While many people run to retail stores to spend money on Black Friday, a Cranford marathon competitor will spend part of his day running around a high school track to raise money as part of a national movement he calls "Track Friday."

(Courtesy of Eric Rubinson/Track Friday.org)

Since 2012, Eric Rubinson has spent the busiest shopping day of the year running more than 105 laps around his old high school track in Middletown in order to raise money for the FoodBank of Monmouth and Ocean County. Since its inception, the Track Friday movement has gained momentum. In fact, more than 200 people now participate in at least 11 different states.

The concept is simple, according to the Track Friday website: "Run or walk any distance, anywhere. Donate or raise any amount for any charity. Spread the word. Make a difference." According to Rubinson, the movement has raised more than $75,000 for more than 80 charities since 2012.

"It's very simple to make an impact on a charity you care about," said Rubinson, who's wife, Nutan also participates along with their young children and numerous other families.

Track Friday was actually born in the wake of Hurricane Sandy, when Rubinson and a few friends put together an informal fundraiser to promote awareness for "reputable" charities that were supporting relief and recovery efforts. Rubinson's town of Cranford, located in Union County, was among the hardest hit by the superstorm.

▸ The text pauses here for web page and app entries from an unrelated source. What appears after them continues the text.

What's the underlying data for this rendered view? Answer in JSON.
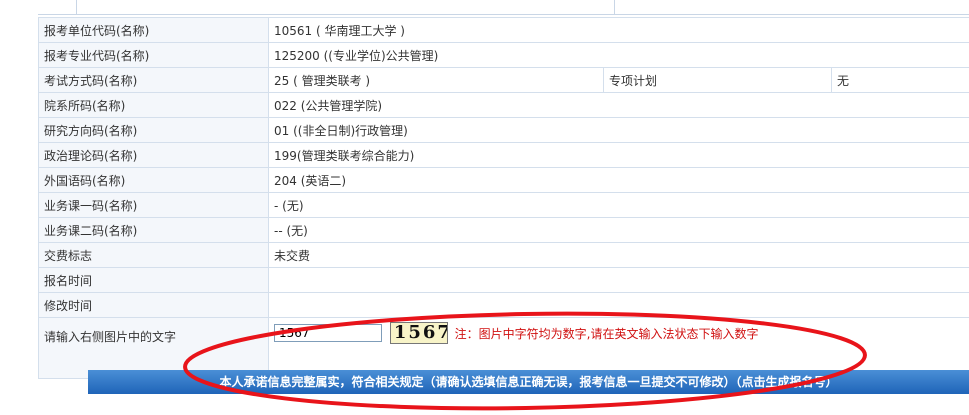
{
  "rows": [
    {
      "label": "报考单位代码(名称)",
      "value": "10561 ( 华南理工大学 )"
    },
    {
      "label": "报考专业代码(名称)",
      "value": "125200 ((专业学位)公共管理)"
    },
    {
      "label": "考试方式码(名称)",
      "value": "25 ( 管理类联考 )",
      "extra_label": "专项计划",
      "extra_value": "无"
    },
    {
      "label": "院系所码(名称)",
      "value": "022 (公共管理学院)"
    },
    {
      "label": "研究方向码(名称)",
      "value": "01 ((非全日制)行政管理)"
    },
    {
      "label": "政治理论码(名称)",
      "value": "199(管理类联考综合能力)"
    },
    {
      "label": "外国语码(名称)",
      "value": "204 (英语二)"
    },
    {
      "label": "业务课一码(名称)",
      "value": "- (无)"
    },
    {
      "label": "业务课二码(名称)",
      "value": "-- (无)"
    },
    {
      "label": "交费标志",
      "value": "未交费"
    },
    {
      "label": "报名时间",
      "value": ""
    },
    {
      "label": "修改时间",
      "value": ""
    }
  ],
  "captcha": {
    "label": "请输入右侧图片中的文字",
    "input_value": "1567",
    "image_text": "1567",
    "note": "注：图片中字符均为数字,请在英文输入法状态下输入数字"
  },
  "submit_label": "本人承诺信息完整属实，符合相关规定（请确认选填信息正确无误，报考信息一旦提交不可修改）（点击生成报名号）",
  "colors": {
    "annotation": "#e8141a",
    "button": "#1f64b8",
    "note": "#d01010"
  }
}
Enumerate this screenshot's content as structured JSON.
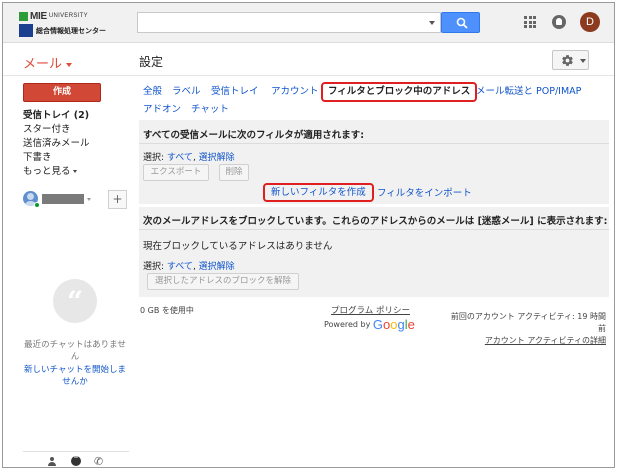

By spreading the word through social media, Rubinson - who has run marathons in all 50 states - agreed to run a full marathon (105 laps) on the Middletown High School North track if his friends could collectively raise $5,000 by Thanksgiving. That gave them a three-week window from the time it was first announced. Before long, others followed suit and agreed to hit the ground running (or walking in many cases) to raise money for charities of their own choosing.

The idea was a success and in only a few weeks, people in four states agreed to join the Track Friday initiative, raising more than $22,000. Track Friday is now a registered 501(c)(3) nonprofit.

"Our mission is to inspire charity, community, and health by empowering people to be personal fundraisers for charitable causes," the organization's website states.

Participants raise funds for their charities by signing up to be part of the team on Razoo, a fundraising website that allows users to quickly register an account, select a charity and promote their fundraiser. The funds go directly to the organizations they select.

And you don't have to be a runner, or even athletic in order to participate, said Rubinson, who recently appeared in the latest issue of Runner's World magazine. In previous years, many participants walked (there's no set distance), some ran, some pushed baby strollers or jogged alongside friends on tracks and through local neighborhoods.

The movement promotes being active, being charitable and embracing the spirit of giving.

Toniann Antonelli is the digital managing editor at NJ 101.5. Reach her at toniann.antonelli@townsquaremedia.com, or on Twitter @ToniRadio1015.